Two irregular Spenserians by the Shakespeare-editor Edward Capell enjoin the fair sex to emulate the pious virtues of the Countess of Hertford (?). In a most unusual variation of the Spenserian pattern, Capell substitutes an "a" rhyme in the place of the final "b." The poem, dated "3 Oct. 1757" appears in Laura, the anthology of sonnets edited by Capell's nephew Capel Lofft. Capell's "Antony and Cleopatra fitted for the stage" was published in 1758.
Editor's note: "I know of no other poetical Remains of my Uncle than of this Sonnet and a Translation of part of the 1st Book of the third Iliad into blank Verse. It was inscrib'd to Lady Hertford, Daughter of the then Duke of Grafton."
Samuel Austin Allibone: "Edward Capell, 1713-1781, a native of Suffolk, distinguished himself by his critical labours upon the text of Shakspeare.
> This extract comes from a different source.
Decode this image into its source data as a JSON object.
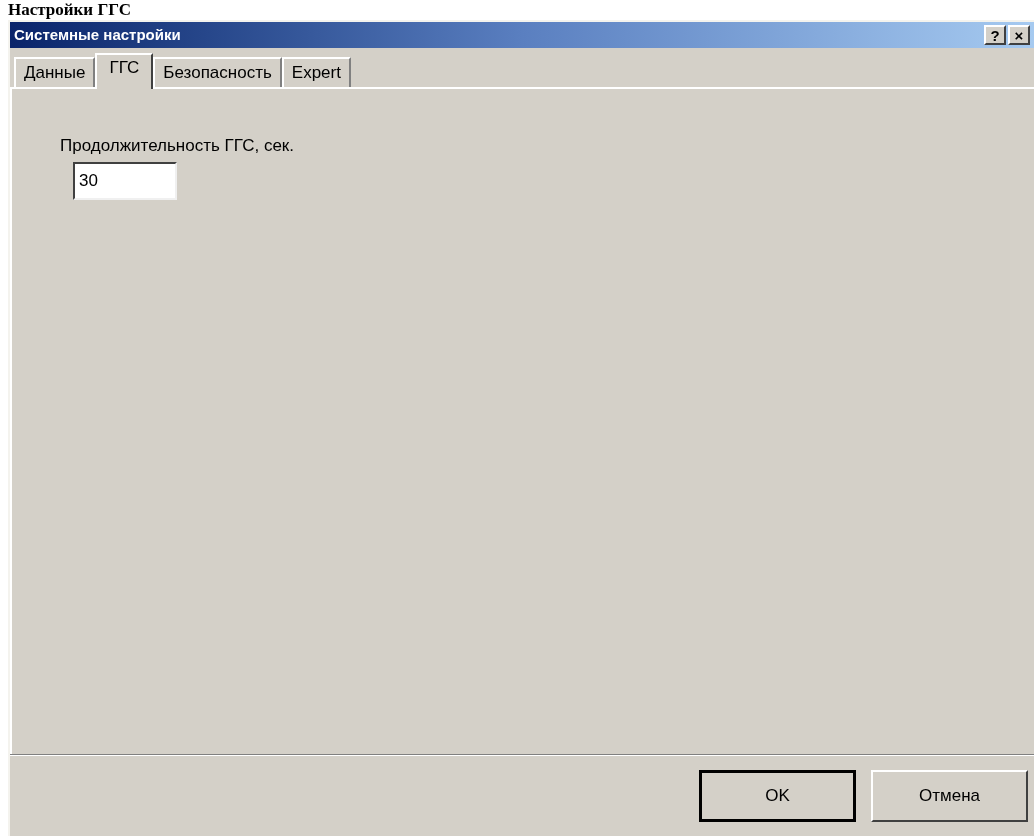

He tells us that as early as 1745 he was shocked at the licentiousness (wildness) of Hanmer's plan, and determined to prepare an edition 'ex fide codicum.' He published in 1768, 10 vols. 8vo, an edition of his favourite author, for which he received £300 from the bookseller" Critical Dictionary of English Literature (1858-71; 1882) 1:396.
Why from the Throne where BEAUTY sits SUPREME,
And countless Emanations deals below,
Infus'd and fixt in Woman's shining frame
Doth so large portion of his Wonder flow?
Why, but to rule the tread of human Woe,
And point our erring feet where Joys abide?
But, ah the pity, to a traitor-flame
Weak, wavering, wild, the heaven-born ray is ty'd,
And Man, confiding Man, from bliss estranged wide.
Daughters of Britain, scorn the garish fire;
Exile the meteor to it's Pharian Grave:
Sincerer Flames from Virtue's heights aspire,
That brighten Beauty, and from Sorrow save:
High o'er the rest see what fair hand doth wave
A deathless Torch; and calls you to the Shrine
Where only Beauty, only Bliss entire!
Follow the branch of much lov'd **'s line;
And from those Altars mend, with her, the ray divine.
[Unpaginated; No. DCCLXI]